  11.  “Emergence of a Dual Constitution in Transitional China,” Hong Kong Law Journal, Vol. 45, No. 3, 2015, pp. 819–850. [Academia Access]
    • Translated into Chinese by Dr Xia Yinye and published in China Law Review [中国法律评论], Vol. 11, No. 3, 2016, pp. 89–105.
    • Reprinted with a Spanish introduction in Piélagus Journal (a political science journal in Colombia), Vol. 15, 2016, pp. 155–177.
  12. “Parliamentary Scrutiny over Subsidiary Legislation under an Executive-led Government in Hong Kong,” Statute Law Review, Vol. 36, No. 1, 2015, pp. 111-122 (lead article). [Academia Access]
  13.  “Constitutional Avoidance Doctrine Revisited,” Chinese Journal of Law [法学研究], Vol. 212, No. 5, 2012, pp. 20–38 (lead article, in Chinese). [Academia Access]
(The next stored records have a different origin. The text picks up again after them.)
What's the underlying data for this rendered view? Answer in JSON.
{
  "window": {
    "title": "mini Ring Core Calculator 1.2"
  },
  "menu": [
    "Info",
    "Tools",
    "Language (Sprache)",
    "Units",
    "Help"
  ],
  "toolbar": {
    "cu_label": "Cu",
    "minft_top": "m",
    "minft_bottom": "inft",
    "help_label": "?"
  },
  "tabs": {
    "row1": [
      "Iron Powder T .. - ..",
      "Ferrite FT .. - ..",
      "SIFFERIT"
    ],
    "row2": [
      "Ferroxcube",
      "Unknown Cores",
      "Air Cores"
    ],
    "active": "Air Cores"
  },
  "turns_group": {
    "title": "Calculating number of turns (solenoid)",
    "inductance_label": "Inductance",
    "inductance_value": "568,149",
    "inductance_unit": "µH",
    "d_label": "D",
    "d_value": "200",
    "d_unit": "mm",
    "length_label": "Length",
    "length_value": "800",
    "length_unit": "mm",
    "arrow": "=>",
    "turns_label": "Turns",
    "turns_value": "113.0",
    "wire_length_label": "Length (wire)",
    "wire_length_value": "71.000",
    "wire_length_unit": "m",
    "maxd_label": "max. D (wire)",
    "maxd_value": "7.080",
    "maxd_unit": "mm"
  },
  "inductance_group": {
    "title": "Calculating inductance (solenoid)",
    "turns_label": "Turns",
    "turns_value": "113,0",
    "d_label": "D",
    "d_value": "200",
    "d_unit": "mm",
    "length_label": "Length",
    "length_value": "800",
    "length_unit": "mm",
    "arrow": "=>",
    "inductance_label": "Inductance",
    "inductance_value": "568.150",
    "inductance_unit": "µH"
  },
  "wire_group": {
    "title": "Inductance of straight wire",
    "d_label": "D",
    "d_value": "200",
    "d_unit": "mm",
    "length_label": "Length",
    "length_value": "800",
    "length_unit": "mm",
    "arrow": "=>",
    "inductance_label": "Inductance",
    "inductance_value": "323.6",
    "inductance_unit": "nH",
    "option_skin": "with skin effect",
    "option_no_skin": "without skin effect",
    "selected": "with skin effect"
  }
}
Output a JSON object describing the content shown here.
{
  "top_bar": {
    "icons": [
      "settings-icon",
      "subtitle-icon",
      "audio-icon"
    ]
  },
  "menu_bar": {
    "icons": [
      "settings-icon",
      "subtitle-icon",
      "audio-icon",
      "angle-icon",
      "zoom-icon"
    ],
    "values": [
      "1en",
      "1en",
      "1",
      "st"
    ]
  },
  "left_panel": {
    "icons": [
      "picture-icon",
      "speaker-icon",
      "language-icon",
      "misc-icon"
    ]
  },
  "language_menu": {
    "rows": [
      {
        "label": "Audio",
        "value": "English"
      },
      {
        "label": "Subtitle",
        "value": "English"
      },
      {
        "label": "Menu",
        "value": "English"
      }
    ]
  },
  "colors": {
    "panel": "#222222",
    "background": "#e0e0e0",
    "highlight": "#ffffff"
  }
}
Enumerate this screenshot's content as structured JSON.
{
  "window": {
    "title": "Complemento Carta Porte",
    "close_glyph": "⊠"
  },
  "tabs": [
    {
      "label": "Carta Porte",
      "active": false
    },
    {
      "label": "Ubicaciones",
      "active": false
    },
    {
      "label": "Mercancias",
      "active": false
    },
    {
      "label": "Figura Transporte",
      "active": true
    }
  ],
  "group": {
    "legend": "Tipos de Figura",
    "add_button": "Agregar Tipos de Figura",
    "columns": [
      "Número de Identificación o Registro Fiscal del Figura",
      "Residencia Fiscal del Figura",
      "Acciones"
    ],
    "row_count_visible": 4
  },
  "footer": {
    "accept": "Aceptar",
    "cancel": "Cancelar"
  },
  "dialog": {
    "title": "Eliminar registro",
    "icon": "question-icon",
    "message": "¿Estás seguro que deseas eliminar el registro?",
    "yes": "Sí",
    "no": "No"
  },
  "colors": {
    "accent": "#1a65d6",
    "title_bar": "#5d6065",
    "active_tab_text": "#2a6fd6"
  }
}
  14. “Constitutional Republic at the Beginning of the Republic of China,” Chinese Journal of Law [法学研究], Vol. 196, No. 5, 2011, pp. 164-180 (in Chinese). [Academia Access]
    • Reprinted in Mo Jihong and Zhai Guoqiang (eds.) Constitutional Studies [宪法研究], Vol. 13, Beijing: Social Science Academic Press, 2012, pp. 239-267.
  15.  “Justification of Presumption of Constitutionality,” Chinese Journal of Law [法学研究], Vol. 187, No. 2, 2010, pp. 23–35 (in Chinese). [Academia Access]